= EXTRACTED RECORDS =
------------------------------------
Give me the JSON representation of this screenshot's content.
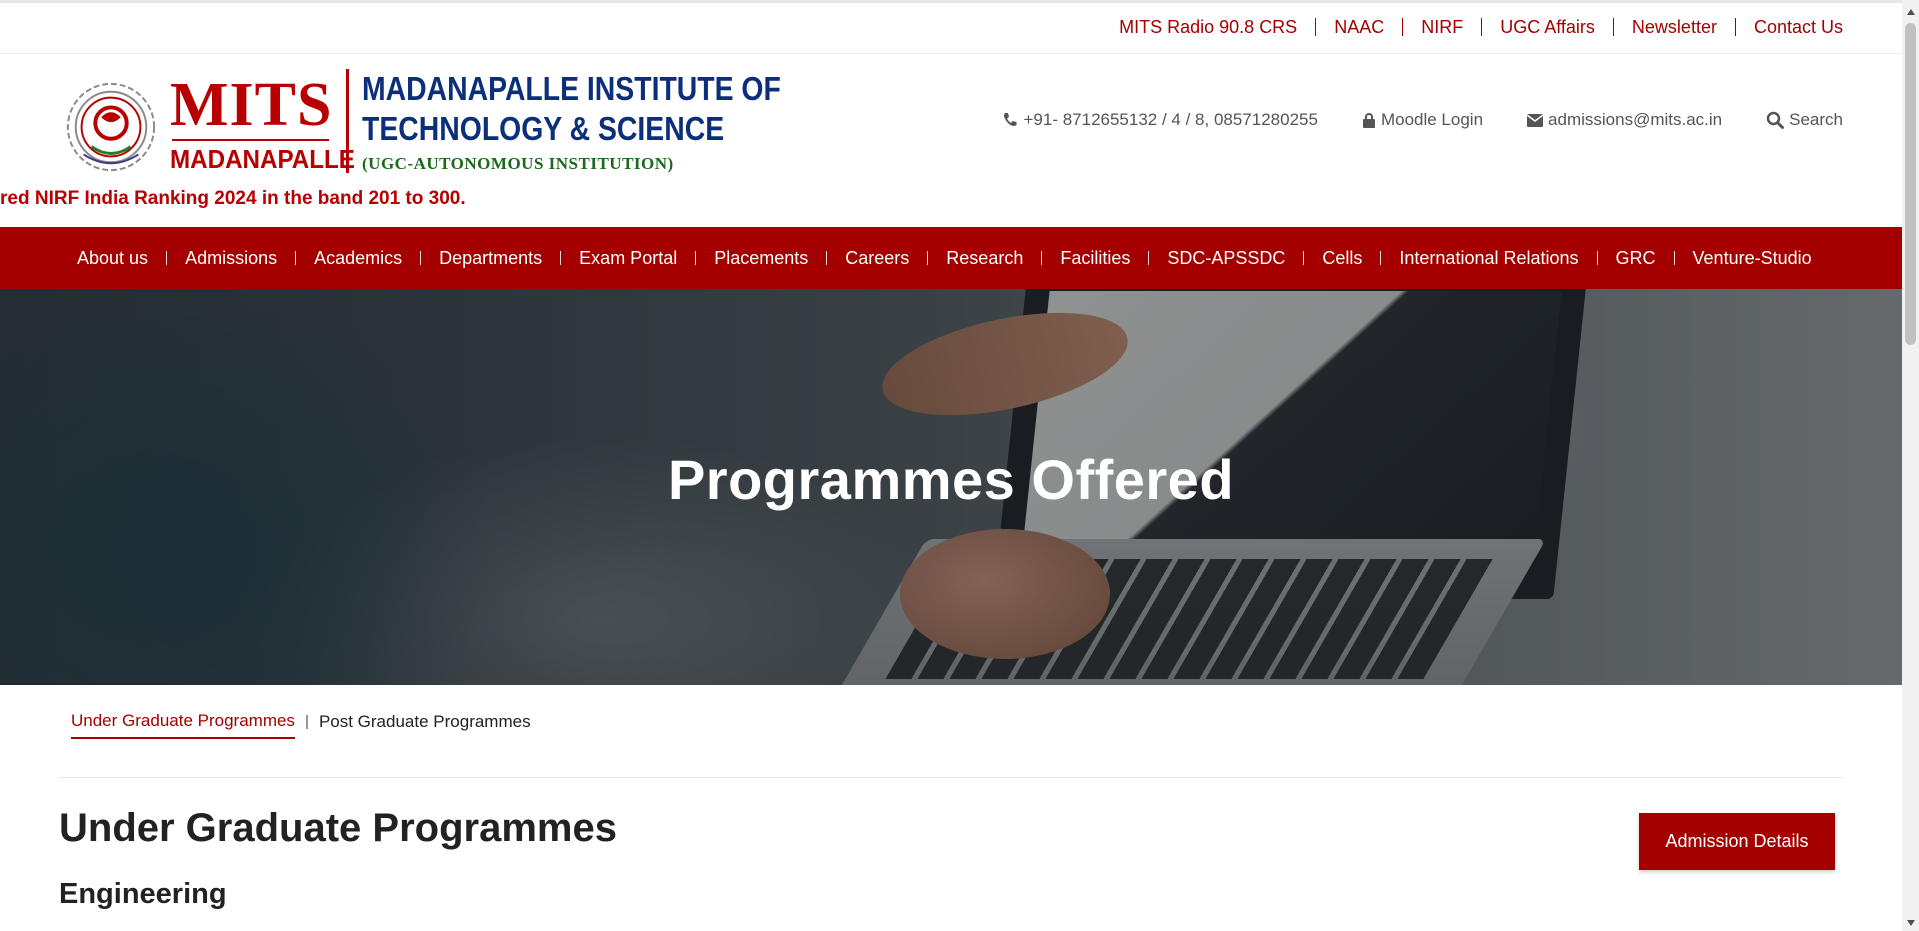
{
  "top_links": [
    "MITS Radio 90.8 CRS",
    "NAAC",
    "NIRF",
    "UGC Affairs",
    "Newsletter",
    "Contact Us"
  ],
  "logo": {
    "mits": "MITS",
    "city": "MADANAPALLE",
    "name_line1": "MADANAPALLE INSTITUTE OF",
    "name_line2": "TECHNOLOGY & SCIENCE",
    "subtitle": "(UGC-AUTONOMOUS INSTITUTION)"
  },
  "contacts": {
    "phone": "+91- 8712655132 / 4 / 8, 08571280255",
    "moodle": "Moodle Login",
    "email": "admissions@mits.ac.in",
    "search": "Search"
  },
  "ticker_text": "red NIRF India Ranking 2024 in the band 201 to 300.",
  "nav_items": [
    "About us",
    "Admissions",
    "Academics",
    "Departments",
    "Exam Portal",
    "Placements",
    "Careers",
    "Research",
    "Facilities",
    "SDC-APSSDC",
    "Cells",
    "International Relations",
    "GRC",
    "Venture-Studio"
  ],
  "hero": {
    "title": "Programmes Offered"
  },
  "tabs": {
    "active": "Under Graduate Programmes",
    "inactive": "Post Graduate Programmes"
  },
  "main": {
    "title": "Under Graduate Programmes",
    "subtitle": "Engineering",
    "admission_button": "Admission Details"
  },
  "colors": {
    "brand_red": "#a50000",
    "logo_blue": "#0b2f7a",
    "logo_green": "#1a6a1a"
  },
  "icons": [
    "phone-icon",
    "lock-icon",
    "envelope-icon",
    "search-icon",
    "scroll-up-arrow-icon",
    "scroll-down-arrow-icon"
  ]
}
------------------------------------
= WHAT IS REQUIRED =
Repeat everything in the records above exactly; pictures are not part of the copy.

= EXERCISE RESULT =
Give me the JSON representation of this screenshot's content.
{
  "top_links": [
    "MITS Radio 90.8 CRS",
    "NAAC",
    "NIRF",
    "UGC Affairs",
    "Newsletter",
    "Contact Us"
  ],
  "logo": {
    "mits": "MITS",
    "city": "MADANAPALLE",
    "name_line1": "MADANAPALLE INSTITUTE OF",
    "name_line2": "TECHNOLOGY & SCIENCE",
    "subtitle": "(UGC-AUTONOMOUS INSTITUTION)"
  },
  "contacts": {
    "phone": "+91- 8712655132 / 4 / 8, 08571280255",
    "moodle": "Moodle Login",
    "email": "admissions@mits.ac.in",
    "search": "Search"
  },
  "ticker_text": "red NIRF India Ranking 2024 in the band 201 to 300.",
  "nav_items": [
    "About us",
    "Admissions",
    "Academics",
    "Departments",
    "Exam Portal",
    "Placements",
    "Careers",
    "Research",
    "Facilities",
    "SDC-APSSDC",
    "Cells",
    "International Relations",
    "GRC",
    "Venture-Studio"
  ],
  "hero": {
    "title": "Programmes Offered"
  },
  "tabs": {
    "active": "Under Graduate Programmes",
    "inactive": "Post Graduate Programmes"
  },
  "main": {
    "title": "Under Graduate Programmes",
    "subtitle": "Engineering",
    "admission_button": "Admission Details"
  },
  "colors": {
    "brand_red": "#a50000",
    "logo_blue": "#0b2f7a",
    "logo_green": "#1a6a1a"
  },
  "icons": [
    "phone-icon",
    "lock-icon",
    "envelope-icon",
    "search-icon",
    "scroll-up-arrow-icon",
    "scroll-down-arrow-icon"
  ]
}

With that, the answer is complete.